Exercise description → Repeat the entire listing below exactly.

Data excerpts →
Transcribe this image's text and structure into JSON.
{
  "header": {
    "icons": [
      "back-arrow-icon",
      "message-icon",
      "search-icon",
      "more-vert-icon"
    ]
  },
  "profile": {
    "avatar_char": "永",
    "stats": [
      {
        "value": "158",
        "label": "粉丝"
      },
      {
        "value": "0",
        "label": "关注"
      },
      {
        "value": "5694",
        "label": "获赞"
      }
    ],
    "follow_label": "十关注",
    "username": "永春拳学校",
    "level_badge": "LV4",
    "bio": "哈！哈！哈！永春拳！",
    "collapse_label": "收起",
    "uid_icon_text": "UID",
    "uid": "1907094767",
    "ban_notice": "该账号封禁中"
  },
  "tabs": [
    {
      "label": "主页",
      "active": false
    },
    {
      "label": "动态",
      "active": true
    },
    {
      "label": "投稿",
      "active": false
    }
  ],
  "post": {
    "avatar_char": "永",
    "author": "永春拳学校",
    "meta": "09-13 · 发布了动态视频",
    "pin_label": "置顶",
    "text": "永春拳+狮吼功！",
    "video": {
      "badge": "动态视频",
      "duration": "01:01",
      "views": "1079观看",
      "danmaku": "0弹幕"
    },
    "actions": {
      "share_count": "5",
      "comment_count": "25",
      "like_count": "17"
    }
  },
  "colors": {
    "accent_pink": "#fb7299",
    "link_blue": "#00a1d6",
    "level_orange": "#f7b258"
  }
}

Result →
Transcribe this image's text and structure into JSON.
{
  "header": {
    "icons": [
      "back-arrow-icon",
      "message-icon",
      "search-icon",
      "more-vert-icon"
    ]
  },
  "profile": {
    "avatar_char": "永",
    "stats": [
      {
        "value": "158",
        "label": "粉丝"
      },
      {
        "value": "0",
        "label": "关注"
      },
      {
        "value": "5694",
        "label": "获赞"
      }
    ],
    "follow_label": "十关注",
    "username": "永春拳学校",
    "level_badge": "LV4",
    "bio": "哈！哈！哈！永春拳！",
    "collapse_label": "收起",
    "uid_icon_text": "UID",
    "uid": "1907094767",
    "ban_notice": "该账号封禁中"
  },
  "tabs": [
    {
      "label": "主页",
      "active": false
    },
    {
      "label": "动态",
      "active": true
    },
    {
      "label": "投稿",
      "active": false
    }
  ],
  "post": {
    "avatar_char": "永",
    "author": "永春拳学校",
    "meta": "09-13 · 发布了动态视频",
    "pin_label": "置顶",
    "text": "永春拳+狮吼功！",
    "video": {
      "badge": "动态视频",
      "duration": "01:01",
      "views": "1079观看",
      "danmaku": "0弹幕"
    },
    "actions": {
      "share_count": "5",
      "comment_count": "25",
      "like_count": "17"
    }
  },
  "colors": {
    "accent_pink": "#fb7299",
    "link_blue": "#00a1d6",
    "level_orange": "#f7b258"
  }
}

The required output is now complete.